All lines in the records below that hold "ADHD診断" are to be shown.

___ Source records

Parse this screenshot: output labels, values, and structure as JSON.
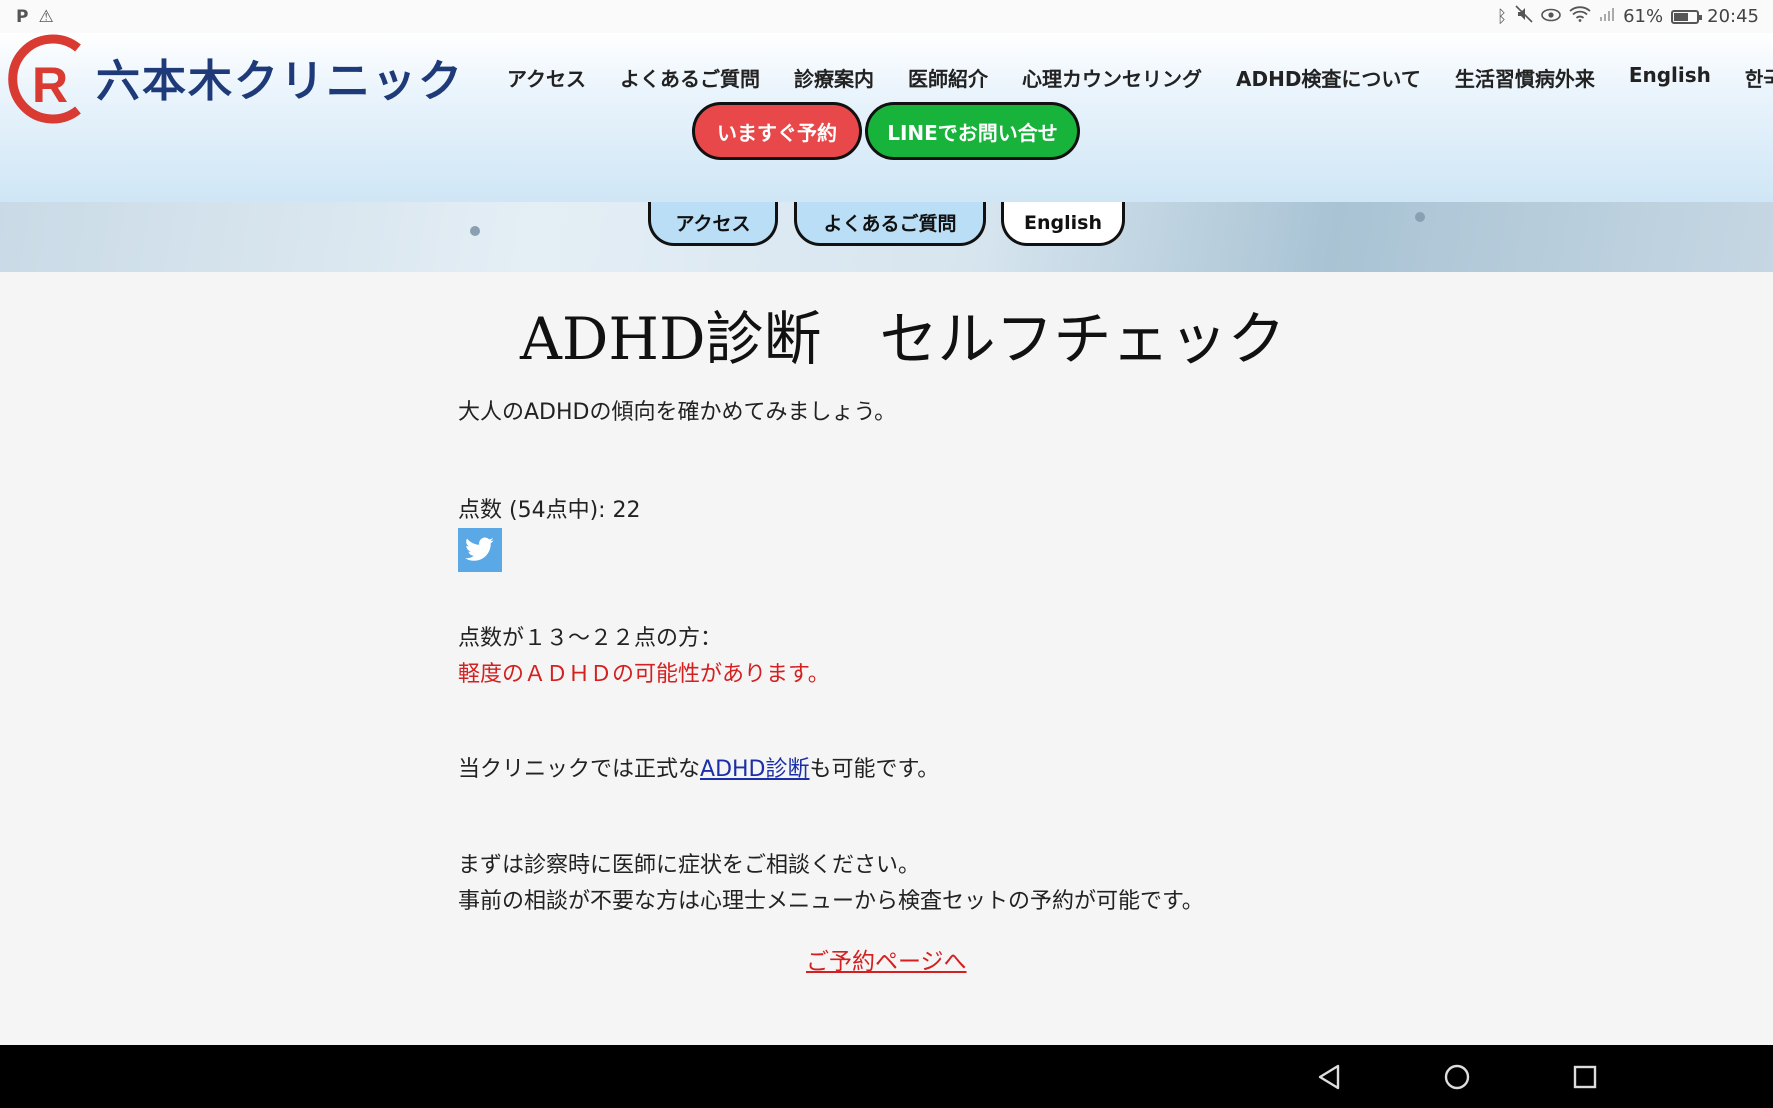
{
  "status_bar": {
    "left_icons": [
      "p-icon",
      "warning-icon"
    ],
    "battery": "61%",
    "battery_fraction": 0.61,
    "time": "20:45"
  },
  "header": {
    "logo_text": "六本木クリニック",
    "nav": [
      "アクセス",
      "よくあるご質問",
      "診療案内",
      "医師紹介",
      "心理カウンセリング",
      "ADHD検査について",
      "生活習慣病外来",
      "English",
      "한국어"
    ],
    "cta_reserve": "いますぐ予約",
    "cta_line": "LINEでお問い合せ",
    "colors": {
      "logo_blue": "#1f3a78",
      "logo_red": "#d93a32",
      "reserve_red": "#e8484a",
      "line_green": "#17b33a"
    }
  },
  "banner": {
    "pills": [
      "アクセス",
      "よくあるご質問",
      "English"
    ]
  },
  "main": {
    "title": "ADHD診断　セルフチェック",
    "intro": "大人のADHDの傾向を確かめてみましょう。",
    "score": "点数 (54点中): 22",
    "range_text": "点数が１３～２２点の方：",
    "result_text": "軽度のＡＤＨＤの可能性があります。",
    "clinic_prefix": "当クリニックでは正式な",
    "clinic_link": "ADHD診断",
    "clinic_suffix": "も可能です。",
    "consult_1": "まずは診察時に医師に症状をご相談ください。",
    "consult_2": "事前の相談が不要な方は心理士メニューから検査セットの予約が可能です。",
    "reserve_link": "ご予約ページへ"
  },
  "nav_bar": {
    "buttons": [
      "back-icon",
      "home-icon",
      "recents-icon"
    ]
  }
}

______

- _Exercise answer_
    "title": "ADHD診断　セルフチェック",
    "clinic_link": "ADHD診断",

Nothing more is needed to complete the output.